Push resumes to sell wine in grocery stores Grocers are trying to convince state lawmakers that the time has come now that a majority of other states allow grocers to sell wine. But liquor store owners say the move would hurt their bottom lines.5:23 p.m.
Buses back on the road after inspection
All school buses in the Anoka-Hennepin School District that are similar to one that crashed last week are back on the road. The district requested inspections for buses that are the same make and model of the one that plowed into two cars and a light pole Friday, injuring two dozen people. One woman remains in critical condition. All but three students were sent home from hospitals.5:53 p.m.
National Public Radio Stories
Iraq's Future Lies in Oil, Says Study Group Member
The success or failure of Iraq depends on oil. The first and most important recommendation in the Iraq Study Group's recent report is to support national reconciliation and get solid laws in place that govern how to distribute oil revenue, according to Amy Jaffe, one of the group's Economy and Reconstruction experts.
Trailer Park by the Sea, With Million-Dollar Plots
A trailer park just south of Palm Beach, Fla., sits on 43 of the best oceanfront acres in the state. The owners of the 488 trailers are selling — each household is likely to receive more than $1 million.
Vocal Impressions: Hearing Voices
"Diamonds dipped in caramel" is how commentator Brian McConnachie's daughter described Ella Fitzgerald's voice. Now, he invites listeners to send in their own descriptions of the distinctive voices of four American legends: Truman Capote, Patsy Cline, Morgan Freeman and Marilyn Monroe.
High Court Restores Verdict in Victim-Button Case
The Supreme Court rules that a murder conviction should not have been thrown out because the victim's family wore lapel-pin pictures of the victim to the trial. The justices ruled that since they'd never set a precedent on wearing buttons to a trial, an appeals court was not free to consider them prejudicial.
Failures, and Failings, of the Adjourned Congress
The recently adjourned 109th Congress was the most unproductive in recent history, says NPR Senior News Analyst Daniel Schorr. Lawmakers left key matters unfinished, pushing them off onto the next Congress.
Iran Hosts Large Meeting of Holocaust Deniers

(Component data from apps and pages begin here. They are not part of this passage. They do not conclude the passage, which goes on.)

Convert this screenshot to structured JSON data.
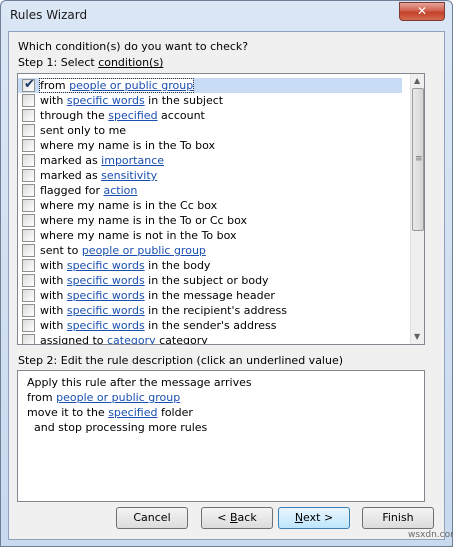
{
  "window": {
    "title": "Rules Wizard",
    "close_glyph": "✕"
  },
  "prompt": "Which condition(s) do you want to check?",
  "step1": {
    "pre": "Step 1: Select ",
    "link": "condition(s)"
  },
  "conditions": [
    {
      "checked": true,
      "parts": [
        [
          "from ",
          false
        ],
        [
          "people or public group",
          true
        ]
      ]
    },
    {
      "checked": false,
      "parts": [
        [
          "with ",
          false
        ],
        [
          "specific words",
          true
        ],
        [
          " in the subject",
          false
        ]
      ]
    },
    {
      "checked": false,
      "parts": [
        [
          "through the ",
          false
        ],
        [
          "specified",
          true
        ],
        [
          " account",
          false
        ]
      ]
    },
    {
      "checked": false,
      "parts": [
        [
          "sent only to me",
          false
        ]
      ]
    },
    {
      "checked": false,
      "parts": [
        [
          "where my name is in the To box",
          false
        ]
      ]
    },
    {
      "checked": false,
      "parts": [
        [
          "marked as ",
          false
        ],
        [
          "importance",
          true
        ]
      ]
    },
    {
      "checked": false,
      "parts": [
        [
          "marked as ",
          false
        ],
        [
          "sensitivity",
          true
        ]
      ]
    },
    {
      "checked": false,
      "parts": [
        [
          "flagged for ",
          false
        ],
        [
          "action",
          true
        ]
      ]
    },
    {
      "checked": false,
      "parts": [
        [
          "where my name is in the Cc box",
          false
        ]
      ]
    },
    {
      "checked": false,
      "parts": [
        [
          "where my name is in the To or Cc box",
          false
        ]
      ]
    },
    {
      "checked": false,
      "parts": [
        [
          "where my name is not in the To box",
          false
        ]
      ]
    },
    {
      "checked": false,
      "parts": [
        [
          "sent to ",
          false
        ],
        [
          "people or public group",
          true
        ]
      ]
    },
    {
      "checked": false,
      "parts": [
        [
          "with ",
          false
        ],
        [
          "specific words",
          true
        ],
        [
          " in the body",
          false
        ]
      ]
    },
    {
      "checked": false,
      "parts": [
        [
          "with ",
          false
        ],
        [
          "specific words",
          true
        ],
        [
          " in the subject or body",
          false
        ]
      ]
    },
    {
      "checked": false,
      "parts": [
        [
          "with ",
          false
        ],
        [
          "specific words",
          true
        ],
        [
          " in the message header",
          false
        ]
      ]
    },
    {
      "checked": false,
      "parts": [
        [
          "with ",
          false
        ],
        [
          "specific words",
          true
        ],
        [
          " in the recipient's address",
          false
        ]
      ]
    },
    {
      "checked": false,
      "parts": [
        [
          "with ",
          false
        ],
        [
          "specific words",
          true
        ],
        [
          " in the sender's address",
          false
        ]
      ]
    },
    {
      "checked": false,
      "parts": [
        [
          "assigned to ",
          false
        ],
        [
          "category",
          true
        ],
        [
          " category",
          false
        ]
      ]
    }
  ],
  "step2": {
    "label": "Step 2: Edit the rule description (click an underlined value)"
  },
  "description": [
    [
      [
        "Apply this rule after the message arrives",
        false
      ]
    ],
    [
      [
        "from ",
        false
      ],
      [
        "people or public group",
        true
      ]
    ],
    [
      [
        "move it to the ",
        false
      ],
      [
        "specified",
        true
      ],
      [
        " folder",
        false
      ]
    ],
    [
      [
        "  and stop processing more rules",
        false
      ]
    ]
  ],
  "buttons": {
    "cancel": "Cancel",
    "back_pre": "< ",
    "back_u": "B",
    "back_post": "ack",
    "next_u": "N",
    "next_post": "ext >",
    "finish": "Finish"
  },
  "scrollbar": {
    "up_icon": "▲",
    "down_icon": "▼",
    "grip_icon": "≡"
  },
  "watermark": "wsxdn.com"
}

Iran is hosting a two-day conference brings together Holocaust deniers and foes of Israel from around the world. Sparked by Iranian President Mahmoud Ahmadinejad's frequent challenges to the widely held history of the Holocaust, the conference includes former Ku Klux Klan member David Duke, as well as ultra-Orthodox Jews who oppose the Zionist movement that created modern Israel.
Germany Counters Iran's Anti-Holocaust Sessions
Monday, Germany's Federal Office for Civic Education puts on a conference specifically designed to counter the Holocaust conference in Tehran -- and to explore ties or shared ideology between those considered neo-Nazis in Europe and views such as Ahmadinejad's, that the Holocaust has been exaggerated.
Looking for Untainted Diamonds in a Violent World
The new Leonardo DiCaprio movie Blood Diamond, set in 1990's Sierra Leone, has raised awareness about so-called "conflict diamonds" -- diamonds mined in war zones and sold to finance insurgent warfare. Michele Norris talks with Alex Yearsley, with Global Witness, about what consumers can do to avoid buying these gems.
Kofi Annan Bids Farewell to U.N. Duties
Outgoing U.N. Secretary-General Kofi Annan gave a speech at the Truman Library in Missouri today. It was a chance to reach out to Americans after a tough tenure plagued by scandals, wars and a recalcitrant U.S. administration.
Religious Group's Ties to Pentagon Questioned
A military watchdog group is asking the Pentagon whether senior uniformed officers had permission to appear in a video endorsing an evangelical Christian group, the Christian Embassy. The Military Religious Freedom Foundation says that a core of evangelicals are gaining influence at the Pentagon -- and disobeying military policies.